I like porn. I don’t like most porn, but I like it enough to seek out things I enjoy. As a sexual outsider (a dyke, a trans woman, a devout pervert, and a variety of other things), I rarely find porn that depicts anything resembling my actual sex life. My relationship with porn has been a happy one. Porn has never made me feel bad about my body, until recently.
A couple of weeks ago, I went to the Roxie Theater in San Francisco to see Pornucopia, a mini-festival of queer (mostly dyke) and trans (ftm) porn. I like seeing the latest shoestring-budget projects of people who make sex films for a reason. I like seeing porn that expects to change the world by its very existence. My friends and I got tickets in advance–such events almost always sell out–and we arrived very early to be sure to get good seats.
A couple of hours later, we walked out of the theater irritated and feeling robbed. What masqueraded as a mini-festival turned out to be a promotional scheme. The majority of the program was comprised of material from one porn company. This was not a bunch of independently produced DIY queer erotica. This was primarily a showcase for Pink and White Productions. Pink and White has done an admirable job of making erotic film that represents queers. The company is run by people who started with the idea of making what they wanted to see. I don’t think Pink and White organized the evening: I’m guessing that they put up money to get the theater in exchange for promoting their stuff. I would expect that they thought they were doing something good for themselves and good for the audience. But the show was not what it had been advertised to be.
One of the main pieces to be shown (not by Pink and White) wouldn’t play properly. From what I saw of it, I was almost glad.
Maddeningly, one of the most interesting pieces was a behind-the-scenes mini documentary consisting of interviews with a couple who did a scene for Pink and White’s Crash Pad series. It was frustrating that I didn’t get to see the actual porn they were talking about making: It looked good. There was lots of smiling. They were a sweet and cute pair of thirty-something dykes, one kind of butch, one moderately fat. The camera work was intimate and you could easily imagine yourself in the room.
This confirmed the little bits I had heard about the Crash Pad series. These were real queers. From the few seconds I saw interspersed with the interviews, the sex looked real and hot.
As a special treat, we got a sneak peek at Champion, Pink and White’s newest feature (which I also wished I had gotten to see more of). In the end, I paid ten bucks to see more advertisements for porn than I saw porn.
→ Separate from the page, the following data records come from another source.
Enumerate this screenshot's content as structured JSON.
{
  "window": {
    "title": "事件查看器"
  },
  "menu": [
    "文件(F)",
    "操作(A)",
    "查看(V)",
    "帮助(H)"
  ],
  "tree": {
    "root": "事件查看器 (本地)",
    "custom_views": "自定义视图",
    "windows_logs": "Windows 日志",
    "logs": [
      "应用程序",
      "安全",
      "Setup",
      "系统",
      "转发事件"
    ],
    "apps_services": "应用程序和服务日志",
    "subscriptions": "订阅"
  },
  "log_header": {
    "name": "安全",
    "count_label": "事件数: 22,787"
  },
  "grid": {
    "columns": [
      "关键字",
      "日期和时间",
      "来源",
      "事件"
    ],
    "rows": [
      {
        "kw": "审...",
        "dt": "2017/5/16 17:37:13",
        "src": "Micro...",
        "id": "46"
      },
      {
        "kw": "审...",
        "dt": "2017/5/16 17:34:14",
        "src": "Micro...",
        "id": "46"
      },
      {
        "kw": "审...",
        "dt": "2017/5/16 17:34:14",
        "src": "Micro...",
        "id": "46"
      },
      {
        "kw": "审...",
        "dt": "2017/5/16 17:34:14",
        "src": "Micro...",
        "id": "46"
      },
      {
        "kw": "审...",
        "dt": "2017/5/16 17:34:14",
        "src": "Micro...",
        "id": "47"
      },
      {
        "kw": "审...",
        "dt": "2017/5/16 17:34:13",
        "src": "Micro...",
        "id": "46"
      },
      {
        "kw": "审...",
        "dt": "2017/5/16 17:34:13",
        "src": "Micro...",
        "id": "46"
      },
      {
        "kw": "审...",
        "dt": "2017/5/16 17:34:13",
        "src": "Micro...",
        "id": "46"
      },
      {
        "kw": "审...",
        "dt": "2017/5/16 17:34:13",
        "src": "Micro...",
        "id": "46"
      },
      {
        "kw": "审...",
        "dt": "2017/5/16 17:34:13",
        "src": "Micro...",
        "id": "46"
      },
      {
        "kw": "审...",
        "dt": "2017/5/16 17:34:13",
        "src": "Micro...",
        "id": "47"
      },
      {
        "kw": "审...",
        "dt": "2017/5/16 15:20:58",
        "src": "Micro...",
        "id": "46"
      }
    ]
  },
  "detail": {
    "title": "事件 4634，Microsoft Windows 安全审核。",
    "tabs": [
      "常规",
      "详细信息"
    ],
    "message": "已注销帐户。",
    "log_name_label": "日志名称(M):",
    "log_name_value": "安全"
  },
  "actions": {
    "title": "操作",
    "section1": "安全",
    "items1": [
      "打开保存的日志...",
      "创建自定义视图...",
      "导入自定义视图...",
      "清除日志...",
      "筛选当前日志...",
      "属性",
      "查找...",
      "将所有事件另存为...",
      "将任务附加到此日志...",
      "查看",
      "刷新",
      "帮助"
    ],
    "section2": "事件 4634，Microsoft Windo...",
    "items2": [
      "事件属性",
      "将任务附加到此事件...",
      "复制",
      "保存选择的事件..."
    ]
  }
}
I was pissed, but not so much that I didn’t investigate the website for the Crash Pad series when I got home.
I was not ready for my response to the website: I felt bad. I looked at the models and I felt old and ugly (neither of which I am anywhere near). I wasn’t prepared to respond this way. I look at plenty of pornography and while I know that porn images push many people’s body image buttons, they never have done that for me before.
It took me a little while to figure out why I was having this unexpected reaction.
In most porn, no one looks anything like me or like most people I know. I select carefully from the ocean of mainstream garbage for the things I find hot, but people who look like me and mine is rarely one of the things I have the luxury of finding. I have always thought of this as a shortcoming of the porn industry, but maybe it’s not. It was because the people in the Crash Pad series looked like me and people I know (except for being generally somewhat younger, prettier, and skinnier) that I was comparing myself to them in a way that I am generally not inclined to do.
Is this progress?
Am I supposed to feel empowered by the fact that my queer sexual outsider culture is being commodified?
The people that charged me ten bucks to watch commercials by selling them as a film festival and the people who are making queer-looking porn with a modified application of mainstream beauty standards are part of my “community.” I’m not sure I want them in it. I’m not sure that the commercial success of stuff that looks more like my life is good. I think it brings the evils of capitalism closer to home.
Audre Lorde said that the master’s tools will never dismantle the master’s house. I’m afraid the master just built a little cottage behind the big house for his queer cousins.